• _Directions for this task_: Each entry below is to be printed verbatim.

• _Data to use_:

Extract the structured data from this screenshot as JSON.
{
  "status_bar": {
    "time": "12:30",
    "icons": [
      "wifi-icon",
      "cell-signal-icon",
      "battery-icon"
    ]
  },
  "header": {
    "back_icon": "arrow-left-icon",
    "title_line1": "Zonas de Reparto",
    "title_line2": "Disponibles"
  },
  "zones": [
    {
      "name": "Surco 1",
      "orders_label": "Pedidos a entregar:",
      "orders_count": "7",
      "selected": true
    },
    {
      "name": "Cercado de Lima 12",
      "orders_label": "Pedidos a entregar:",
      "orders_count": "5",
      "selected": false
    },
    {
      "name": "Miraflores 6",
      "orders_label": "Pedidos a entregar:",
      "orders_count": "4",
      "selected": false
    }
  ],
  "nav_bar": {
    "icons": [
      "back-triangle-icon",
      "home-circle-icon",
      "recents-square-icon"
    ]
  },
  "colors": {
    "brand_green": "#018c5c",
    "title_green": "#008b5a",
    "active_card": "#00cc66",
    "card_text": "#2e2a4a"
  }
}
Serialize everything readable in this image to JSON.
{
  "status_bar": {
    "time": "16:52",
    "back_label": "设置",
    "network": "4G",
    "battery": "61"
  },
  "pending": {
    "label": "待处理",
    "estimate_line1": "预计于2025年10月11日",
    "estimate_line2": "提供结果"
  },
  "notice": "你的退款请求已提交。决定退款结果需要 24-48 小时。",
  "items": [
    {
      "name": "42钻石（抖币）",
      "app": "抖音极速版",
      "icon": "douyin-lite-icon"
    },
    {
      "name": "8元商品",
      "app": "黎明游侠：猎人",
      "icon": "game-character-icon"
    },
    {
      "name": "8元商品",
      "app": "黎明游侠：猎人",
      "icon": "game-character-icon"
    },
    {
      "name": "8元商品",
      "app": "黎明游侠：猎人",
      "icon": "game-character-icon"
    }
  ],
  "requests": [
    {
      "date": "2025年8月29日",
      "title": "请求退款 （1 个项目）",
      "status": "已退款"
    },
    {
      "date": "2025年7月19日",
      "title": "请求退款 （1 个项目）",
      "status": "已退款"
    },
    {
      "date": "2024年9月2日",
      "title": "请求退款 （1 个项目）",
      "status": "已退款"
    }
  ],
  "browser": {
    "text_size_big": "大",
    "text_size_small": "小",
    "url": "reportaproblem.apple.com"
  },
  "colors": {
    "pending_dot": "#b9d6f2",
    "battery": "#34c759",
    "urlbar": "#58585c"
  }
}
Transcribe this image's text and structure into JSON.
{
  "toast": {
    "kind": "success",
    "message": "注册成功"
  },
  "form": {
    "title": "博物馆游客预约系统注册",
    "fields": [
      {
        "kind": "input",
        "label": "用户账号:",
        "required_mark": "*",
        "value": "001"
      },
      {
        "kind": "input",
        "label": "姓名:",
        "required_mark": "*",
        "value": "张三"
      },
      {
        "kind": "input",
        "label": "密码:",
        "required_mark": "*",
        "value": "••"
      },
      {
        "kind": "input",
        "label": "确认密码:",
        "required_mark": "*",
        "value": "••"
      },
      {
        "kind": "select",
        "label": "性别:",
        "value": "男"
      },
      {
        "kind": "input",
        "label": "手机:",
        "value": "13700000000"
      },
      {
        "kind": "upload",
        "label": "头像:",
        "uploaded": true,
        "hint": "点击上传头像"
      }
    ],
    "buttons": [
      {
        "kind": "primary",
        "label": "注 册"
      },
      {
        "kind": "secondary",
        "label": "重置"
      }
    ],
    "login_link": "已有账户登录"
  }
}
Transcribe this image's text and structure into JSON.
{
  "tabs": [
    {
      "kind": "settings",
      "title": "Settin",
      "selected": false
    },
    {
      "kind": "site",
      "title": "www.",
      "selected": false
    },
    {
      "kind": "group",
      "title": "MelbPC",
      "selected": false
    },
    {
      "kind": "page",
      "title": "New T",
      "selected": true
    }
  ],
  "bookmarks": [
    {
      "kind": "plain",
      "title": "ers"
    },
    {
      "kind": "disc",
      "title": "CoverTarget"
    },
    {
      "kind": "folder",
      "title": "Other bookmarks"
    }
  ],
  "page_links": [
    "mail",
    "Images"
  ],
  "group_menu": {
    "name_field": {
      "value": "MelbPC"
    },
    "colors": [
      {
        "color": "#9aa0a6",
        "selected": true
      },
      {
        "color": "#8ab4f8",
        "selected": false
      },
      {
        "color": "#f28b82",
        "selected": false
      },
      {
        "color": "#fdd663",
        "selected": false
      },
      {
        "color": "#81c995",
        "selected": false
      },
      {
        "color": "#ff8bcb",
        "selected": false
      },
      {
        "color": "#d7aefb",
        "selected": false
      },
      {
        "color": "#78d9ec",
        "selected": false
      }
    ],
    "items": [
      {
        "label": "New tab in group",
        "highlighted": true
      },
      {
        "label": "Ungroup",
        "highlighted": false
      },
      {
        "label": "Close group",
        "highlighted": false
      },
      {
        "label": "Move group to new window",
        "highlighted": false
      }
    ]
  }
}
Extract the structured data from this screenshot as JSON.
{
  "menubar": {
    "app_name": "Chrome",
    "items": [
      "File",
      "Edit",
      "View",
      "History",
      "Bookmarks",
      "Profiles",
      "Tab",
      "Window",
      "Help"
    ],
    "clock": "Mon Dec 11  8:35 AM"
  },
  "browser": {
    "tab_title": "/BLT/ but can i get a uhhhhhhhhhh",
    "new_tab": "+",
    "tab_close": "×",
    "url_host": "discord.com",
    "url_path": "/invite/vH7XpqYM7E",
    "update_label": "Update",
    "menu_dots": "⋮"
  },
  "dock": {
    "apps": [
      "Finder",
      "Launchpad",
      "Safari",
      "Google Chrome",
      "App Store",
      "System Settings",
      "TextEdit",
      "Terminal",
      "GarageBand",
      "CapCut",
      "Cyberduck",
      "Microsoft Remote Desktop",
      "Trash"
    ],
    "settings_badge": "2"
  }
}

• _Your solution_:
Extract the structured data from this screenshot as JSON.
{
  "status_bar": {
    "time": "12:30",
    "icons": [
      "wifi-icon",
      "cell-signal-icon",
      "battery-icon"
    ]
  },
  "header": {
    "back_icon": "arrow-left-icon",
    "title_line1": "Zonas de Reparto",
    "title_line2": "Disponibles"
  },
  "zones": [
    {
      "name": "Surco 1",
      "orders_label": "Pedidos a entregar:",
      "orders_count": "7",
      "selected": true
    },
    {
      "name": "Cercado de Lima 12",
      "orders_label": "Pedidos a entregar:",
      "orders_count": "5",
      "selected": false
    },
    {
      "name": "Miraflores 6",
      "orders_label": "Pedidos a entregar:",
      "orders_count": "4",
      "selected": false
    }
  ],
  "nav_bar": {
    "icons": [
      "back-triangle-icon",
      "home-circle-icon",
      "recents-square-icon"
    ]
  },
  "colors": {
    "brand_green": "#018c5c",
    "title_green": "#008b5a",
    "active_card": "#00cc66",
    "card_text": "#2e2a4a"
  }
}
Serialize everything readable in this image to JSON.
{
  "status_bar": {
    "time": "16:52",
    "back_label": "设置",
    "network": "4G",
    "battery": "61"
  },
  "pending": {
    "label": "待处理",
    "estimate_line1": "预计于2025年10月11日",
    "estimate_line2": "提供结果"
  },
  "notice": "你的退款请求已提交。决定退款结果需要 24-48 小时。",
  "items": [
    {
      "name": "42钻石（抖币）",
      "app": "抖音极速版",
      "icon": "douyin-lite-icon"
    },
    {
      "name": "8元商品",
      "app": "黎明游侠：猎人",
      "icon": "game-character-icon"
    },
    {
      "name": "8元商品",
      "app": "黎明游侠：猎人",
      "icon": "game-character-icon"
    },
    {
      "name": "8元商品",
      "app": "黎明游侠：猎人",
      "icon": "game-character-icon"
    }
  ],
  "requests": [
    {
      "date": "2025年8月29日",
      "title": "请求退款 （1 个项目）",
      "status": "已退款"
    },
    {
      "date": "2025年7月19日",
      "title": "请求退款 （1 个项目）",
      "status": "已退款"
    },
    {
      "date": "2024年9月2日",
      "title": "请求退款 （1 个项目）",
      "status": "已退款"
    }
  ],
  "browser": {
    "text_size_big": "大",
    "text_size_small": "小",
    "url": "reportaproblem.apple.com"
  },
  "colors": {
    "pending_dot": "#b9d6f2",
    "battery": "#34c759",
    "urlbar": "#58585c"
  }
}
Transcribe this image's text and structure into JSON.
{
  "toast": {
    "kind": "success",
    "message": "注册成功"
  },
  "form": {
    "title": "博物馆游客预约系统注册",
    "fields": [
      {
        "kind": "input",
        "label": "用户账号:",
        "required_mark": "*",
        "value": "001"
      },
      {
        "kind": "input",
        "label": "姓名:",
        "required_mark": "*",
        "value": "张三"
      },
      {
        "kind": "input",
        "label": "密码:",
        "required_mark": "*",
        "value": "••"
      },
      {
        "kind": "input",
        "label": "确认密码:",
        "required_mark": "*",
        "value": "••"
      },
      {
        "kind": "select",
        "label": "性别:",
        "value": "男"
      },
      {
        "kind": "input",
        "label": "手机:",
        "value": "13700000000"
      },
      {
        "kind": "upload",
        "label": "头像:",
        "uploaded": true,
        "hint": "点击上传头像"
      }
    ],
    "buttons": [
      {
        "kind": "primary",
        "label": "注 册"
      },
      {
        "kind": "secondary",
        "label": "重置"
      }
    ],
    "login_link": "已有账户登录"
  }
}
Transcribe this image's text and structure into JSON.
{
  "tabs": [
    {
      "kind": "settings",
      "title": "Settin",
      "selected": false
    },
    {
      "kind": "site",
      "title": "www.",
      "selected": false
    },
    {
      "kind": "group",
      "title": "MelbPC",
      "selected": false
    },
    {
      "kind": "page",
      "title": "New T",
      "selected": true
    }
  ],
  "bookmarks": [
    {
      "kind": "plain",
      "title": "ers"
    },
    {
      "kind": "disc",
      "title": "CoverTarget"
    },
    {
      "kind": "folder",
      "title": "Other bookmarks"
    }
  ],
  "page_links": [
    "mail",
    "Images"
  ],
  "group_menu": {
    "name_field": {
      "value": "MelbPC"
    },
    "colors": [
      {
        "color": "#9aa0a6",
        "selected": true
      },
      {
        "color": "#8ab4f8",
        "selected": false
      },
      {
        "color": "#f28b82",
        "selected": false
      },
      {
        "color": "#fdd663",
        "selected": false
      },
      {
        "color": "#81c995",
        "selected": false
      },
      {
        "color": "#ff8bcb",
        "selected": false
      },
      {
        "color": "#d7aefb",
        "selected": false
      },
      {
        "color": "#78d9ec",
        "selected": false
      }
    ],
    "items": [
      {
        "label": "New tab in group",
        "highlighted": true
      },
      {
        "label": "Ungroup",
        "highlighted": false
      },
      {
        "label": "Close group",
        "highlighted": false
      },
      {
        "label": "Move group to new window",
        "highlighted": false
      }
    ]
  }
}
Extract the structured data from this screenshot as JSON.
{
  "menubar": {
    "app_name": "Chrome",
    "items": [
      "File",
      "Edit",
      "View",
      "History",
      "Bookmarks",
      "Profiles",
      "Tab",
      "Window",
      "Help"
    ],
    "clock": "Mon Dec 11  8:35 AM"
  },
  "browser": {
    "tab_title": "/BLT/ but can i get a uhhhhhhhhhh",
    "new_tab": "+",
    "tab_close": "×",
    "url_host": "discord.com",
    "url_path": "/invite/vH7XpqYM7E",
    "update_label": "Update",
    "menu_dots": "⋮"
  },
  "dock": {
    "apps": [
      "Finder",
      "Launchpad",
      "Safari",
      "Google Chrome",
      "App Store",
      "System Settings",
      "TextEdit",
      "Terminal",
      "GarageBand",
      "CapCut",
      "Cyberduck",
      "Microsoft Remote Desktop",
      "Trash"
    ],
    "settings_badge": "2"
  }
}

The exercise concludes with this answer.